U.S. Navy’s guided missile destroyer USS Sampson departed Hawaii on November 3 and headed to New Zealand where it will participate in the Royal New Zealand Navy International Naval Review in Auckland.
Culminating a request extended by the Government of New Zealand for a U.S. Navy ship to participate in the Royal New Zealand Navy’s 75th anniversary celebration, Sampson will become the first U.S. Navy ship to visit New Zealand in more than 30 years.
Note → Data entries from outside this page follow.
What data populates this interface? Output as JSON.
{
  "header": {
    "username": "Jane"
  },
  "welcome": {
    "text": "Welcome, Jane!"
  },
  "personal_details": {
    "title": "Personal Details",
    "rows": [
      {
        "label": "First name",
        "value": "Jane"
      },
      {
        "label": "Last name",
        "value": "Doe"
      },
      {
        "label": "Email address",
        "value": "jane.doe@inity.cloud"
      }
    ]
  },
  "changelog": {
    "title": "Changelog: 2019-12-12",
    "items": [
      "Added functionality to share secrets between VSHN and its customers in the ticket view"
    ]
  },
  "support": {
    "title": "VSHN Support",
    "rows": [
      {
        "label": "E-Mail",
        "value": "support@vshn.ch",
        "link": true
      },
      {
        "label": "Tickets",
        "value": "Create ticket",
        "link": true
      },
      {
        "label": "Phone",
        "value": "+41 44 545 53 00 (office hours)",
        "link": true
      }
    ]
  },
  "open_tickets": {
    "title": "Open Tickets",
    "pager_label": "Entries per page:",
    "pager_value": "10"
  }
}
New Zealand’s Nuclear Free Zone, Disarmament, and Arms Control Act from 1987 declared territorial sea, land and airspace of New Zealand as nuclear-free zones. This barred all U.S. Navy ships from entering New Zealand as the the U.S. never provided details about its warship’s nuclear features.
“Sampson’s participation in the Royal New Zealand Navy’s International Naval Review is an excellent opportunity to show the shared heritage and strong partnership that already exists between our navies,” said Adm. Scott H. Swift, Commander, U.S. Pacific Fleet. “It’s also the latest example of the 3rd Fleet Forward initiative and a return to how we historically employed our numbered fleet commanders across the entire Pacific Ocean when 3rd Fleet was first established more than 70 years ago.”
Prior to departure, the Everett, Washington-based Sampson spent two weeks in the Hawaii operating area completing pre-deployment training.
While in Auckland from November 17-22, the crew of Sampson will participate in a multi-ship pass-in-review, march in an international parade, and compete in sports tournaments with the crews of other participating ships.
The international naval review is set to see at least 20 vessels and a number of aircraft take part in exercises and manifestations.
In addition to the entry of the fleet into Waitemata Harbour on November 17, a “1000-sailor” march down Queen Street is planned for November 18. Then on November 19 the formal International Naval Review will be held, during which the Governor-General, Her Excellency the Right Honourable Dame Patsy Reddy, will review the assembled ships, in a centuries-old naval tradition.